  • Create the CRD that implies the implied role.
          Create implied roles and create role bindings (Across all users)
  • Update the CRD that implies the implied role.
          Update implied roles and create role bindings (Across all users)
  • Delete the CRD that implies the implied role.
          Delete all implied roles and implied role bindings (Across all users)
  • If you delete the role, it needs to be deleted from role binding and CRD
          NOT IN SCOPE (Look into this if kubernetes automatically handles this)

6. Acceptance Criteria

  • After creating/updating implied rules, user will be automatically assigned to implied roles according to the implied rules assigned. For example: if an user has developer role, and we create an implied rule that specifies that developer implies writer, and after applying this implied rule, now the user will also have writer role.
  • When an implication rule is deleted, the corresponding implied role binding will be automatically deleted, without affecting user’s original role binding. For example: if an user has developer role and implied writer role from the implication rule that states that developer implies writer. When the implication rule is deleted, the user will not have writer role anymore, but still keeps the developer role.

7. Accomplishments

  • Able to create role bindings that assign roles to users.
  • Able to create implication rules that define implied roles for existing roles.
  • Able to automatically update existing role bindings after creating/updating implication rules.
  • Able to automatically delete all implied role bindings after deleting the original role bindings of that user.
  • Able to automatically add back all implied role bindings after adding the origin role binding back.
  • Able to delete a specific implied role binding by deleting the corresponding implied rule, without affecting the original role binding for the user.

8. Major Obstacles

  • We spent a lot of time trying to figure out our expectation for this project and the design of the operator.
  • Some of us were unfamiliar to the technology, such as Kubernetes and Go Language. In the first half of the semester, we spent a lot of time going through tutorials about Operator and Go Language, and when we started our coding phase, we realized we didn’t have enough to optimize our code and write tests.
  • It was hard to coordinate since all the work was done online. We ended up deviding different parts of code to different team members, and we spent some extra time to merge and reconcile all the code.

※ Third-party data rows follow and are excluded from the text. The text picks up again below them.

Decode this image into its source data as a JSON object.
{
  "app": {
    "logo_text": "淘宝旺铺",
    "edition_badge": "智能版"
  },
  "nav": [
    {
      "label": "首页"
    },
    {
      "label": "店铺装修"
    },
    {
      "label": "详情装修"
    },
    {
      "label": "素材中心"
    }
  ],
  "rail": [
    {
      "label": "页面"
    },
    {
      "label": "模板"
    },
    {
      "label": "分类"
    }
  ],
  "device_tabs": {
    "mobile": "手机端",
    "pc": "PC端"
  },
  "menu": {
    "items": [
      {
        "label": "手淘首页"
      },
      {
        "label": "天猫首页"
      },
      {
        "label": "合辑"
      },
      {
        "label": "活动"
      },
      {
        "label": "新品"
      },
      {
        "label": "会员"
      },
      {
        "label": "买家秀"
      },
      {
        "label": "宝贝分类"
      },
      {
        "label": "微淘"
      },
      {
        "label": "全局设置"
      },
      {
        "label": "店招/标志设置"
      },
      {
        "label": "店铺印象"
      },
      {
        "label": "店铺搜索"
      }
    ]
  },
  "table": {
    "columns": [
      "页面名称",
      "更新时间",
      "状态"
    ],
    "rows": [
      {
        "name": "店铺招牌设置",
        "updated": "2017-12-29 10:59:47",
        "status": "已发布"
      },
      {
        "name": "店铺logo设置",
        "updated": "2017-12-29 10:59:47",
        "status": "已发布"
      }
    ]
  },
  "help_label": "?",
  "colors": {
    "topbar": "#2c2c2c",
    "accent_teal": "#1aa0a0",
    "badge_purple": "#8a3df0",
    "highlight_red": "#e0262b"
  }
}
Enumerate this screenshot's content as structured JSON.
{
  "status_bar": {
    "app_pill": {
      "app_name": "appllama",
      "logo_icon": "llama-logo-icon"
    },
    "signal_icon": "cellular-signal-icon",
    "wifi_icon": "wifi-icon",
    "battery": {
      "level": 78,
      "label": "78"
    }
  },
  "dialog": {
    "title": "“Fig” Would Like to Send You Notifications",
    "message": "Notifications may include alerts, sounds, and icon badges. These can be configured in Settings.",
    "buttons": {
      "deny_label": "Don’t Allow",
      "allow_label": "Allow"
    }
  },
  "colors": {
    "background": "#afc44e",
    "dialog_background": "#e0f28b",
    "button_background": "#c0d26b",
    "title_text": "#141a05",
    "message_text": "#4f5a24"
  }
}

9. Final Demo

Here is the link of our final demo: https://drive.google.com/file/d/1cgoTSG3iLmP8NV8D1OvEailUgx3i_oTk/view?usp=sharing

GitHub

View Github